For the first time ever in our history, over a 1/3 of Palestinians in the West Bank, Gaza and East Jerusalem desire to voluntarily emigrate. Over a 1/3! I should note that International Humanitarian Law is clear about war crimes. The bloody events of 1948 and 1967 and 2002 were all war crimes no doubt – a military occupation, drunk on power – still drink on power – bent on destroying the fabric of Palestinian society with results well known to you all. But it is an equal war crime under the laws of occupation for the “occupying power,” that’s Israel if we have forgotten, to create the conditions for the occupied people to voluntary to be left with no option but to leave their homes in search of security and a livelihood. I add to this the new Israeli policy of outright denying entry to those of us that are prevented by Israel of ascertaining residency. This denied entry policy is separating families and contributing to faster pace of our brain drain. I tend to call all of this a sterile ethnic cleansing, one that happens one family at a time, far from any media and bloodless.

This is our reality. A reality many try to brush aside or under the carpet while pretending to be building or contributing to a viable state. Such a reality is incompatible with viability. Such a reality is not conducive to building economic independence.

So what do we do? Fold up? Hide under a rock and hope for the best? Accept and acquiesce the foreign military occupation that has kept its boot on our necks for the last 40 years and which has separated us from our people for 60 years?

No, not this people! We may not yet know how to win and end this nightmare, but I can assure you we definitely know how not to lose. As we, as a community, make our structural adjustment to our internal politics, new leadership is bound to emerge. As we learn and master the tools of our oppressors, our just case will be articulated online, offline, around the wall, and over the wall. As we focus on what matters in life: people, family, community and our inalienable rights, more focus will be placed on our ability to create Global Development Partnerships, our own kind of GDP, rather than chase the World Bank’s traditional measure of GDP.

Our GDP includes all of those laborious hours mothers spend up keeping their children’s sanity and maintaining family life. Our GDP includes the efforts that all our political prisoners spend remaining steadfast in Israeli prisons. Our GDP is Global in scope, Developmental in substance, and in Partnership with peace and justice loving people wherever they reside.

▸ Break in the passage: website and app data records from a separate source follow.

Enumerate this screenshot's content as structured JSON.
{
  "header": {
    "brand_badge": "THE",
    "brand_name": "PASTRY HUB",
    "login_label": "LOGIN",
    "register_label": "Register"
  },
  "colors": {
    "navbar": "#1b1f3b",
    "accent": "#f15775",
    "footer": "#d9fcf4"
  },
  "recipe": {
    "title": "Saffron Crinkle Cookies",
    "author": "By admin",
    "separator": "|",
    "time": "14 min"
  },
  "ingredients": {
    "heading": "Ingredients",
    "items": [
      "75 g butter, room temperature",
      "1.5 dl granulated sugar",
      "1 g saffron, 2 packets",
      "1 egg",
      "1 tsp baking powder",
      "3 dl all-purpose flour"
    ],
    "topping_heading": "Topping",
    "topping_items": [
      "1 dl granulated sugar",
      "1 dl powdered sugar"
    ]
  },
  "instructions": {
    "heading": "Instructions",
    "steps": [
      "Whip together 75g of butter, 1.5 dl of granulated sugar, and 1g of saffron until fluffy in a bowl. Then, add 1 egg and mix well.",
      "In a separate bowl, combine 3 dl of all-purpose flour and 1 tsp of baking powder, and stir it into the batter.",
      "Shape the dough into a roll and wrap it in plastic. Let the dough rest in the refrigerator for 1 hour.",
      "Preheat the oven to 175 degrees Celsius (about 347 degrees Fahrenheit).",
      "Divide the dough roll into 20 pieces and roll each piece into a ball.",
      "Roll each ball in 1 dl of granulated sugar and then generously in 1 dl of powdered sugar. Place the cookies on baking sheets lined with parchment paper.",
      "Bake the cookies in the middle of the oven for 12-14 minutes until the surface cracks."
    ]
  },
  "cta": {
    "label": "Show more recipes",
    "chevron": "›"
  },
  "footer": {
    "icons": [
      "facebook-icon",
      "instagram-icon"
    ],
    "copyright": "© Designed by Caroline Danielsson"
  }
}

I’m sorry if I disappointed you by not talking about the many economic accomplishments over the last decade, several which I had the honor of contributing to. It is not that I’m not proud that, under odds most communities would have buckled under, we have built productive companies, a stock market, a banking industry, an ICT industry, an olive oil industry, a furniture industry, and a pharmaceutical industry, among others.

These are all important but they are all trappings of a status quo that is taking us to a level of despair, unknown to our struggle. In a normal environment, as a private sector player, I would yearn for return on investments. In Palestine, I challenge my peers to translate that return to:

The return to international law; The return to recognized borders; The return of our political prisoners to their families; The return of our refugees; and the return to community building. These returns are the only returns that will put us on the path toward economic independence. In closing, I want to note a quote passed to me by an Israeli friend of mine in Jerusalem. One of the Jewish sages, someone famous in Judaism, from the 17th Century; Rabbi Nachman from Bratzlav once said, “There is nothing that is more whole than a broken heart”. My friend said that “this is not so easy to see from within.” I agree.

Sam Bahour is a Palestinian-American business consultant and activist based in Ramallah/Al-Bireh. He is co-author of HOMELAND: Oral Histories of Palestine and Palestinians.

Related Links

  • Bil’in